Born in Garden City, New York in 1924, Aristoteles 'Telly' Savalas will always be best remembered – at least, by readers of a certain age – for his portrayal of the bald, lollipop sucking title character in the television series 'Kojak', which aired on CBS during the Seventies. However, it is somehow fitting that 'Kojak' is used, nowadays, to describe a starting hand of king-jack in Texas Hold'em poker because Savalas was, in his time, a highly accomplished exponent of the game.
By his own admission, Savalas 'gambled from day one on the streets of New York.' In 1969, while filming 'On Her Majesty's Secret Service' – in which he played villain Ernst Blofeld – he incurred the wrath of producer Harry Saltzman when he fleeced Bond star George Lazenby of his daily living expenses during a late-night poker game that he had organised for the cast and crew. Saltzman gatecrashed the game, won back the money and warned Savalas against any further exploitation of the Australian actor.
Savalas made his first appearance in the World Series of Poker (WSOP) in 1985, at the age of 61, purportedly to research an upcoming film role as professional gambler Nick 'The Greek' Dandolos. Whatever his motivation, Savalas enjoyed early success, finishing third of 149 entrants in a $1,000 Limit Seven-Card Stud Hi/Lo event at Binion's, Las Vegas and cashing for $14,900. Suitably inspired, he stumped up the ante for the $10,000 No Limit Texas Hold'em World Championship at the same venue two weeks later. He did not last long, though; after just an hour or two of the four-day-long tournament, Savalas bet the last $3,500 of his dwindling stack all-in on a jack-high straight and lost to a queen-high straight.
Undeterred, Savalas continued to play in WSOP tournaments from time to time.

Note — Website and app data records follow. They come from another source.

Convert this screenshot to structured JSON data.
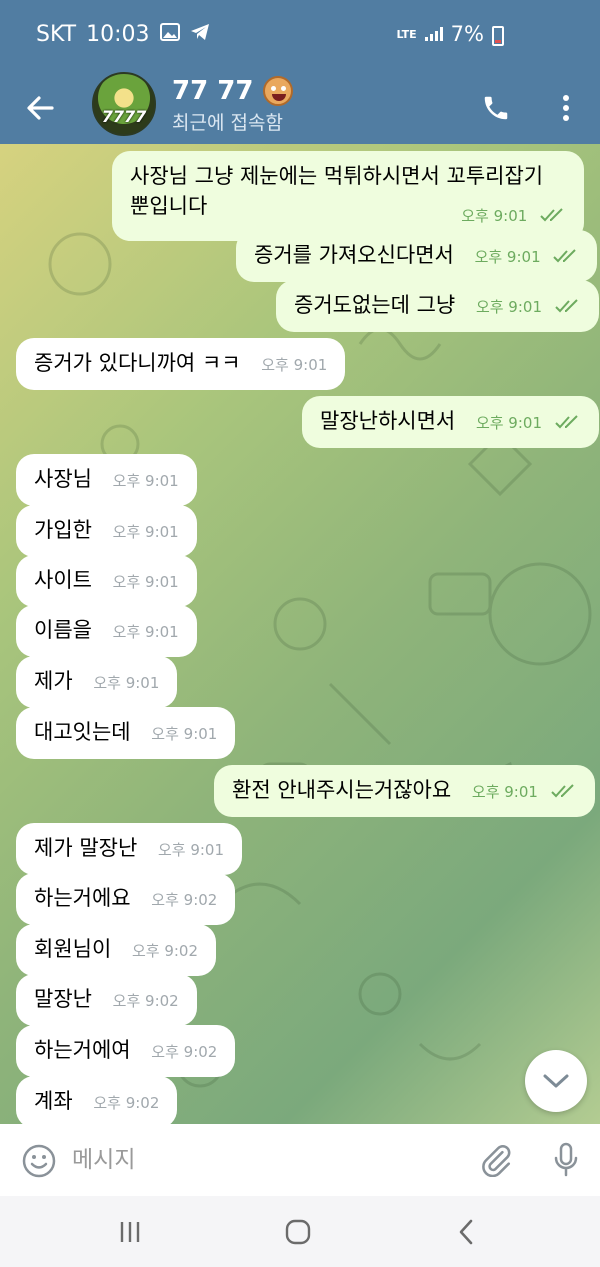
{
  "status_bar": {
    "carrier": "SKT",
    "time": "10:03",
    "network": "LTE",
    "battery": "7%"
  },
  "header": {
    "chat_name": "77 77",
    "avatar_text": "7777",
    "status": "최근에 접속함"
  },
  "messages": [
    {
      "dir": "out",
      "text": "사장님 그냥 제눈에는 먹튀하시면서 꼬투리잡기\n뿐입니다",
      "time": "오후 9:01"
    },
    {
      "dir": "out",
      "text": "증거를 가져오신다면서",
      "time": "오후 9:01"
    },
    {
      "dir": "out",
      "text": "증거도없는데 그냥",
      "time": "오후 9:01"
    },
    {
      "dir": "in",
      "text": "증거가 있다니까여 ㅋㅋ",
      "time": "오후 9:01"
    },
    {
      "dir": "out",
      "text": "말장난하시면서",
      "time": "오후 9:01"
    },
    {
      "dir": "in",
      "text": "사장님",
      "time": "오후 9:01"
    },
    {
      "dir": "in",
      "text": "가입한",
      "time": "오후 9:01"
    },
    {
      "dir": "in",
      "text": "사이트",
      "time": "오후 9:01"
    },
    {
      "dir": "in",
      "text": "이름을",
      "time": "오후 9:01"
    },
    {
      "dir": "in",
      "text": "제가",
      "time": "오후 9:01"
    },
    {
      "dir": "in",
      "text": "대고잇는데",
      "time": "오후 9:01"
    },
    {
      "dir": "out",
      "text": "환전 안내주시는거잖아요",
      "time": "오후 9:01"
    },
    {
      "dir": "in",
      "text": "제가 말장난",
      "time": "오후 9:01"
    },
    {
      "dir": "in",
      "text": "하는거에요",
      "time": "오후 9:02"
    },
    {
      "dir": "in",
      "text": "회원님이",
      "time": "오후 9:02"
    },
    {
      "dir": "in",
      "text": "말장난",
      "time": "오후 9:02"
    },
    {
      "dir": "in",
      "text": "하는거에여",
      "time": "오후 9:02"
    },
    {
      "dir": "in",
      "text": "계좌",
      "time": "오후 9:02"
    }
  ],
  "input": {
    "placeholder": "메시지",
    "value": ""
  },
  "colors": {
    "header_bg": "#517da2",
    "outgoing_bubble": "#effdde",
    "incoming_bubble": "#ffffff",
    "read_ticks": "#6dab5f"
  },
  "icons": [
    "back-arrow-icon",
    "phone-icon",
    "more-vert-icon",
    "emoji-icon",
    "attach-icon",
    "mic-icon",
    "chevron-down-icon",
    "recent-apps-icon",
    "home-icon",
    "back-nav-icon"
  ]
}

In 1987, he finished fifth in a $1,000 Seven-Card Stud Split event, again at Binion's, and cashed for $11,650. In 1992, he enjoyed a much better run at the $10,000 No Limit Hold'em World Championship, finishing 21st of 201 entrants and cashing for $8,080. With total live earnings of $40,630, Savalas hardly set the poker world on fire, but once confessed, 'My excitement is seeing the characters around this poker game.You wouldn't believe who they are.'

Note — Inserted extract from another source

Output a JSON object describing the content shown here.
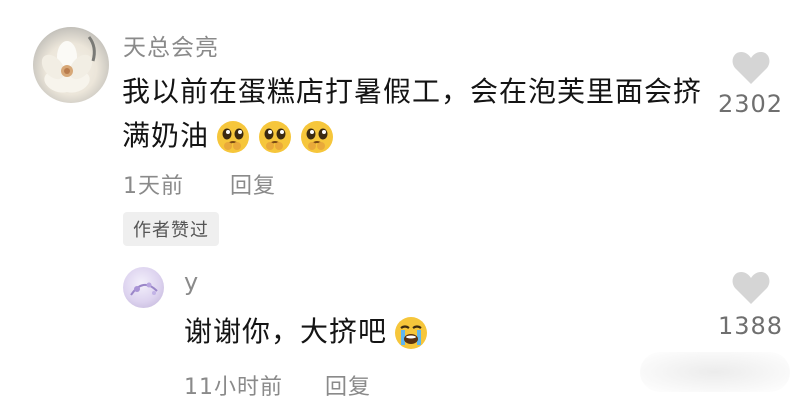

Savalas' fondness for gambling was not lost on the admen from Player's Club International, who had him reprise his 'Kojak' catchphrase 'Who loves ya, baby?' after a fashion, by pitching the phrase 'It's bonus time, baby' in a series of late-night television advertisements during the Eighties. Savalas also witnessed the Las Vegas debut of a youthful Phil Hellmuth Jr. – who, in 1989, became the youngest ever winner of the WSOP Main Event – when the 'Poker Brat' took a seat next to him at a $30/$60 Seven-Card Stud 8 table in the Dunes poker room for the first time.